■ **Activity**
Output the records below in full, word for word; pictures do not belong in it.

Supplied data Block Start

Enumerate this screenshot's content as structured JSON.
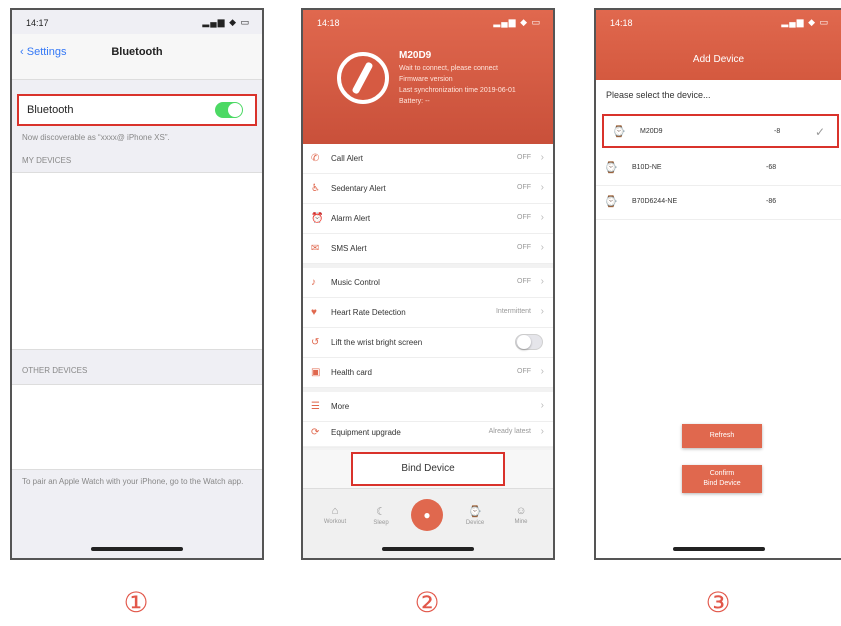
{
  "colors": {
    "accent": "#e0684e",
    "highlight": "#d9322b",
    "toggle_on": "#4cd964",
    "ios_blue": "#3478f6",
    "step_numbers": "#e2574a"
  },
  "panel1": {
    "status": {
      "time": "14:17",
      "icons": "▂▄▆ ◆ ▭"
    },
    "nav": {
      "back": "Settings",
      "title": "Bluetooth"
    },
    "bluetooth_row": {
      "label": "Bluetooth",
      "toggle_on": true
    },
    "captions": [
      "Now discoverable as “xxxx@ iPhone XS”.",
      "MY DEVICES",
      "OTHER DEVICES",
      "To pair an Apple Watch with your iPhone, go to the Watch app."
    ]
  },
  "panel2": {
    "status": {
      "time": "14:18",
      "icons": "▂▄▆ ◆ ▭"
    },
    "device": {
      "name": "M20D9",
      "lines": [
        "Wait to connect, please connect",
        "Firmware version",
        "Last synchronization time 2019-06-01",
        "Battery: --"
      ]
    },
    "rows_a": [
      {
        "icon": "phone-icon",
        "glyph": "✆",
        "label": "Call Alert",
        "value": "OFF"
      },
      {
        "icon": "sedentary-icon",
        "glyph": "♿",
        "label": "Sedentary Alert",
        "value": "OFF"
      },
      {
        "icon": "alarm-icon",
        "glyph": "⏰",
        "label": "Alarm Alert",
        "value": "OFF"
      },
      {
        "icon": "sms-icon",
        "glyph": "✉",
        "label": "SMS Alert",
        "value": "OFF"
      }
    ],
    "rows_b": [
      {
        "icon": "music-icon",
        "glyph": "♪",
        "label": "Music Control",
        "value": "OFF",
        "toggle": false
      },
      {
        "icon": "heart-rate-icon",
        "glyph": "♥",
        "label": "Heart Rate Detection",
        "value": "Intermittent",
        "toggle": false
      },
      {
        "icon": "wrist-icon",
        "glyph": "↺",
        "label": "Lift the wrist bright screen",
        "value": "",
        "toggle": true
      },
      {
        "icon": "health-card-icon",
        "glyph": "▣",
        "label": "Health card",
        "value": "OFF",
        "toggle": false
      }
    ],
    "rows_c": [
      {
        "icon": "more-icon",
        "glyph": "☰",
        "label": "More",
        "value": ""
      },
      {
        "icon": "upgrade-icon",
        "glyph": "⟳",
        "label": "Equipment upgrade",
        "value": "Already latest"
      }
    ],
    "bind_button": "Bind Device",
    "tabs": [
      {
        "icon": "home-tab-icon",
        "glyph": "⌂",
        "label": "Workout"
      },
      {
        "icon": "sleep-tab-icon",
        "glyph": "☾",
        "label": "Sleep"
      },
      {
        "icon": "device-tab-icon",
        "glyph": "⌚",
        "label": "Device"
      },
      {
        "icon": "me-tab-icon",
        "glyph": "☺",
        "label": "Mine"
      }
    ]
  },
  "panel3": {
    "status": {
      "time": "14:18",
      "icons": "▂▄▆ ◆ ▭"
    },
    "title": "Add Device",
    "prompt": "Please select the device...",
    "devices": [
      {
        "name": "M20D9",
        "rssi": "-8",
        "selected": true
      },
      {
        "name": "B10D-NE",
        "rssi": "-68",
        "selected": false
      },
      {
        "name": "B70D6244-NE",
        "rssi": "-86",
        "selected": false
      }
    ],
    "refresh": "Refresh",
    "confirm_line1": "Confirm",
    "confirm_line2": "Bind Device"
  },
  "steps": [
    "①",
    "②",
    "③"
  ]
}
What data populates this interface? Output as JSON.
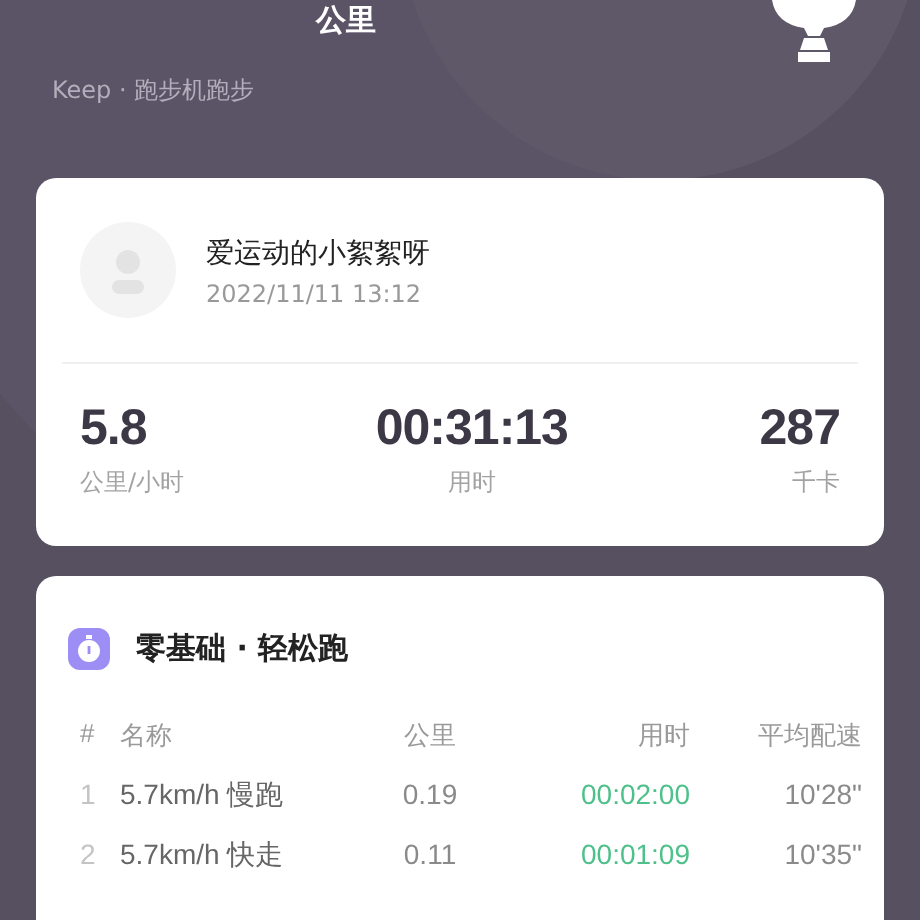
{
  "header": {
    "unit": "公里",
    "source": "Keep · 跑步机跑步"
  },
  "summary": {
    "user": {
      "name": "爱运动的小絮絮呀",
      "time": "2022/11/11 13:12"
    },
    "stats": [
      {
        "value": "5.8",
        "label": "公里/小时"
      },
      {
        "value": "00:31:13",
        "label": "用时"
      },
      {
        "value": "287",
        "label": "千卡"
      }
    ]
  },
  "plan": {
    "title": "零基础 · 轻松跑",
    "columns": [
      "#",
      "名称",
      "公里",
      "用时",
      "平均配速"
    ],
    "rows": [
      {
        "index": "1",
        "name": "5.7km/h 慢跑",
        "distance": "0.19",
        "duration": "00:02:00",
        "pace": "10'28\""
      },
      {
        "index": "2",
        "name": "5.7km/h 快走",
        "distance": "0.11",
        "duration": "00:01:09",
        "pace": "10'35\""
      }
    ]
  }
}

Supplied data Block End

■ **Exercise response**
Enumerate this screenshot's content as structured JSON.
{
  "colors": {
    "accent": "#e0684e",
    "highlight": "#d9322b",
    "toggle_on": "#4cd964",
    "ios_blue": "#3478f6",
    "step_numbers": "#e2574a"
  },
  "panel1": {
    "status": {
      "time": "14:17",
      "icons": "▂▄▆ ◆ ▭"
    },
    "nav": {
      "back": "Settings",
      "title": "Bluetooth"
    },
    "bluetooth_row": {
      "label": "Bluetooth",
      "toggle_on": true
    },
    "captions": [
      "Now discoverable as “xxxx@ iPhone XS”.",
      "MY DEVICES",
      "OTHER DEVICES",
      "To pair an Apple Watch with your iPhone, go to the Watch app."
    ]
  },
  "panel2": {
    "status": {
      "time": "14:18",
      "icons": "▂▄▆ ◆ ▭"
    },
    "device": {
      "name": "M20D9",
      "lines": [
        "Wait to connect, please connect",
        "Firmware version",
        "Last synchronization time 2019-06-01",
        "Battery: --"
      ]
    },
    "rows_a": [
      {
        "icon": "phone-icon",
        "glyph": "✆",
        "label": "Call Alert",
        "value": "OFF"
      },
      {
        "icon": "sedentary-icon",
        "glyph": "♿",
        "label": "Sedentary Alert",
        "value": "OFF"
      },
      {
        "icon": "alarm-icon",
        "glyph": "⏰",
        "label": "Alarm Alert",
        "value": "OFF"
      },
      {
        "icon": "sms-icon",
        "glyph": "✉",
        "label": "SMS Alert",
        "value": "OFF"
      }
    ],
    "rows_b": [
      {
        "icon": "music-icon",
        "glyph": "♪",
        "label": "Music Control",
        "value": "OFF",
        "toggle": false
      },
      {
        "icon": "heart-rate-icon",
        "glyph": "♥",
        "label": "Heart Rate Detection",
        "value": "Intermittent",
        "toggle": false
      },
      {
        "icon": "wrist-icon",
        "glyph": "↺",
        "label": "Lift the wrist bright screen",
        "value": "",
        "toggle": true
      },
      {
        "icon": "health-card-icon",
        "glyph": "▣",
        "label": "Health card",
        "value": "OFF",
        "toggle": false
      }
    ],
    "rows_c": [
      {
        "icon": "more-icon",
        "glyph": "☰",
        "label": "More",
        "value": ""
      },
      {
        "icon": "upgrade-icon",
        "glyph": "⟳",
        "label": "Equipment upgrade",
        "value": "Already latest"
      }
    ],
    "bind_button": "Bind Device",
    "tabs": [
      {
        "icon": "home-tab-icon",
        "glyph": "⌂",
        "label": "Workout"
      },
      {
        "icon": "sleep-tab-icon",
        "glyph": "☾",
        "label": "Sleep"
      },
      {
        "icon": "device-tab-icon",
        "glyph": "⌚",
        "label": "Device"
      },
      {
        "icon": "me-tab-icon",
        "glyph": "☺",
        "label": "Mine"
      }
    ]
  },
  "panel3": {
    "status": {
      "time": "14:18",
      "icons": "▂▄▆ ◆ ▭"
    },
    "title": "Add Device",
    "prompt": "Please select the device...",
    "devices": [
      {
        "name": "M20D9",
        "rssi": "-8",
        "selected": true
      },
      {
        "name": "B10D-NE",
        "rssi": "-68",
        "selected": false
      },
      {
        "name": "B70D6244-NE",
        "rssi": "-86",
        "selected": false
      }
    ],
    "refresh": "Refresh",
    "confirm_line1": "Confirm",
    "confirm_line2": "Bind Device"
  },
  "steps": [
    "①",
    "②",
    "③"
  ]
}
What data populates this interface? Output as JSON.
{
  "header": {
    "unit": "公里",
    "source": "Keep · 跑步机跑步"
  },
  "summary": {
    "user": {
      "name": "爱运动的小絮絮呀",
      "time": "2022/11/11 13:12"
    },
    "stats": [
      {
        "value": "5.8",
        "label": "公里/小时"
      },
      {
        "value": "00:31:13",
        "label": "用时"
      },
      {
        "value": "287",
        "label": "千卡"
      }
    ]
  },
  "plan": {
    "title": "零基础 · 轻松跑",
    "columns": [
      "#",
      "名称",
      "公里",
      "用时",
      "平均配速"
    ],
    "rows": [
      {
        "index": "1",
        "name": "5.7km/h 慢跑",
        "distance": "0.19",
        "duration": "00:02:00",
        "pace": "10'28\""
      },
      {
        "index": "2",
        "name": "5.7km/h 快走",
        "distance": "0.11",
        "duration": "00:01:09",
        "pace": "10'35\""
      }
    ]
  }
}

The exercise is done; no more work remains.